--- INPUT MATERIAL Enclosed Below ---
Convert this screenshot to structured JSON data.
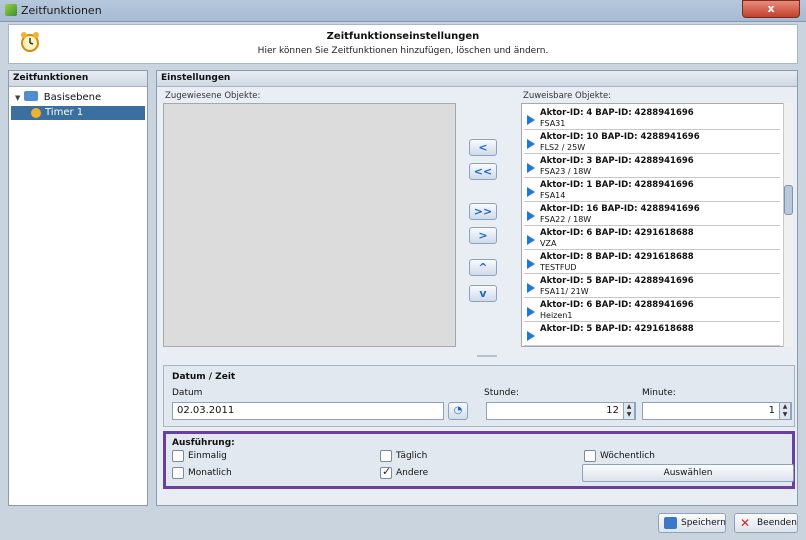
{
  "window": {
    "title": "Zeitfunktionen",
    "close_label": "x"
  },
  "header": {
    "title": "Zeitfunktionseinstellungen",
    "subtitle": "Hier können Sie Zeitfunktionen hinzufügen, löschen und ändern."
  },
  "left_panel": {
    "heading": "Zeitfunktionen",
    "tree": {
      "root": "Basisebene",
      "child": "Timer 1"
    }
  },
  "main": {
    "heading": "Einstellungen",
    "assigned_label": "Zugewiesene Objekte:",
    "assignable_label": "Zuweisbare Objekte:",
    "assignable": [
      {
        "title": "Aktor-ID: 4 BAP-ID: 4288941696",
        "sub": "FSA31"
      },
      {
        "title": "Aktor-ID: 10 BAP-ID: 4288941696",
        "sub": "FLS2 / 25W"
      },
      {
        "title": "Aktor-ID: 3 BAP-ID: 4288941696",
        "sub": "FSA23 / 18W"
      },
      {
        "title": "Aktor-ID: 1 BAP-ID: 4288941696",
        "sub": "FSA14"
      },
      {
        "title": "Aktor-ID: 16 BAP-ID: 4288941696",
        "sub": "FSA22 / 18W"
      },
      {
        "title": "Aktor-ID: 6 BAP-ID: 4291618688",
        "sub": "VZA"
      },
      {
        "title": "Aktor-ID: 8 BAP-ID: 4291618688",
        "sub": "TESTFUD"
      },
      {
        "title": "Aktor-ID: 5 BAP-ID: 4288941696",
        "sub": "FSA11/ 21W"
      },
      {
        "title": "Aktor-ID: 6 BAP-ID: 4288941696",
        "sub": "Heizen1"
      },
      {
        "title": "Aktor-ID: 5 BAP-ID: 4291618688",
        "sub": ""
      }
    ],
    "move_buttons": [
      "<",
      "<<",
      ">>",
      ">",
      "^",
      "v"
    ]
  },
  "datetime": {
    "group_label": "Datum / Zeit",
    "datum_label": "Datum",
    "datum_value": "02.03.2011",
    "stunde_label": "Stunde:",
    "stunde_value": "12",
    "minute_label": "Minute:",
    "minute_value": "1"
  },
  "execution": {
    "group_label": "Ausführung:",
    "options": {
      "einmalig": {
        "label": "Einmalig",
        "checked": false
      },
      "taeglich": {
        "label": "Täglich",
        "checked": false
      },
      "woechentlich": {
        "label": "Wöchentlich",
        "checked": false
      },
      "monatlich": {
        "label": "Monatlich",
        "checked": false
      },
      "andere": {
        "label": "Andere",
        "checked": true
      }
    },
    "select_button": "Auswählen"
  },
  "footer": {
    "save_label": "Speichern",
    "quit_label": "Beenden"
  },
  "colors": {
    "accent": "#3a6fa0",
    "highlight_border": "#6b3fa0",
    "arrow_blue": "#1e78d6"
  }
}
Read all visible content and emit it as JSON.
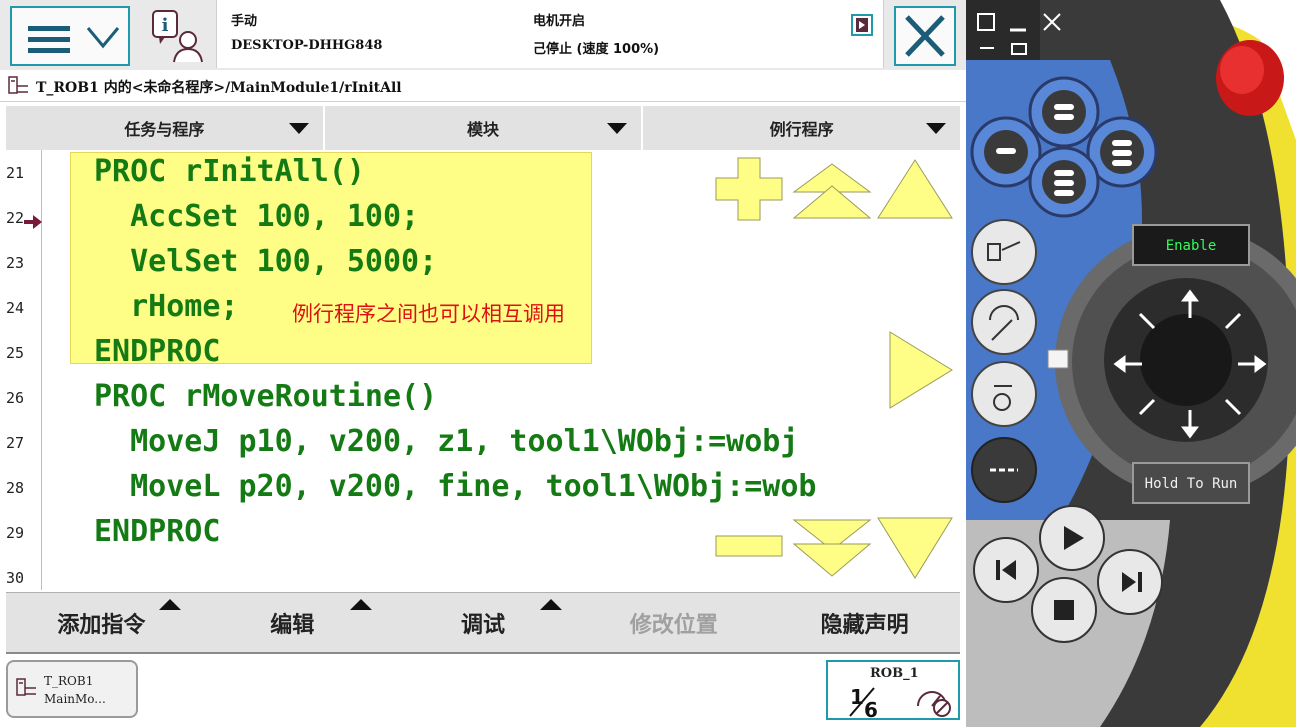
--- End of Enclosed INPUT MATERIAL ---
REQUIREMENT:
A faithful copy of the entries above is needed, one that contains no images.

SOLUTION FOR THIS EXERCISE:
Convert this screenshot to structured JSON data.
{
  "window": {
    "title": "Zeitfunktionen",
    "close_label": "x"
  },
  "header": {
    "title": "Zeitfunktionseinstellungen",
    "subtitle": "Hier können Sie Zeitfunktionen hinzufügen, löschen und ändern."
  },
  "left_panel": {
    "heading": "Zeitfunktionen",
    "tree": {
      "root": "Basisebene",
      "child": "Timer 1"
    }
  },
  "main": {
    "heading": "Einstellungen",
    "assigned_label": "Zugewiesene Objekte:",
    "assignable_label": "Zuweisbare Objekte:",
    "assignable": [
      {
        "title": "Aktor-ID: 4 BAP-ID: 4288941696",
        "sub": "FSA31"
      },
      {
        "title": "Aktor-ID: 10 BAP-ID: 4288941696",
        "sub": "FLS2 / 25W"
      },
      {
        "title": "Aktor-ID: 3 BAP-ID: 4288941696",
        "sub": "FSA23 / 18W"
      },
      {
        "title": "Aktor-ID: 1 BAP-ID: 4288941696",
        "sub": "FSA14"
      },
      {
        "title": "Aktor-ID: 16 BAP-ID: 4288941696",
        "sub": "FSA22 / 18W"
      },
      {
        "title": "Aktor-ID: 6 BAP-ID: 4291618688",
        "sub": "VZA"
      },
      {
        "title": "Aktor-ID: 8 BAP-ID: 4291618688",
        "sub": "TESTFUD"
      },
      {
        "title": "Aktor-ID: 5 BAP-ID: 4288941696",
        "sub": "FSA11/ 21W"
      },
      {
        "title": "Aktor-ID: 6 BAP-ID: 4288941696",
        "sub": "Heizen1"
      },
      {
        "title": "Aktor-ID: 5 BAP-ID: 4291618688",
        "sub": ""
      }
    ],
    "move_buttons": [
      "<",
      "<<",
      ">>",
      ">",
      "^",
      "v"
    ]
  },
  "datetime": {
    "group_label": "Datum / Zeit",
    "datum_label": "Datum",
    "datum_value": "02.03.2011",
    "stunde_label": "Stunde:",
    "stunde_value": "12",
    "minute_label": "Minute:",
    "minute_value": "1"
  },
  "execution": {
    "group_label": "Ausführung:",
    "options": {
      "einmalig": {
        "label": "Einmalig",
        "checked": false
      },
      "taeglich": {
        "label": "Täglich",
        "checked": false
      },
      "woechentlich": {
        "label": "Wöchentlich",
        "checked": false
      },
      "monatlich": {
        "label": "Monatlich",
        "checked": false
      },
      "andere": {
        "label": "Andere",
        "checked": true
      }
    },
    "select_button": "Auswählen"
  },
  "footer": {
    "save_label": "Speichern",
    "quit_label": "Beenden"
  },
  "colors": {
    "accent": "#3a6fa0",
    "highlight_border": "#6b3fa0",
    "arrow_blue": "#1e78d6"
  }
}
Read all visible content and emit it as JSON.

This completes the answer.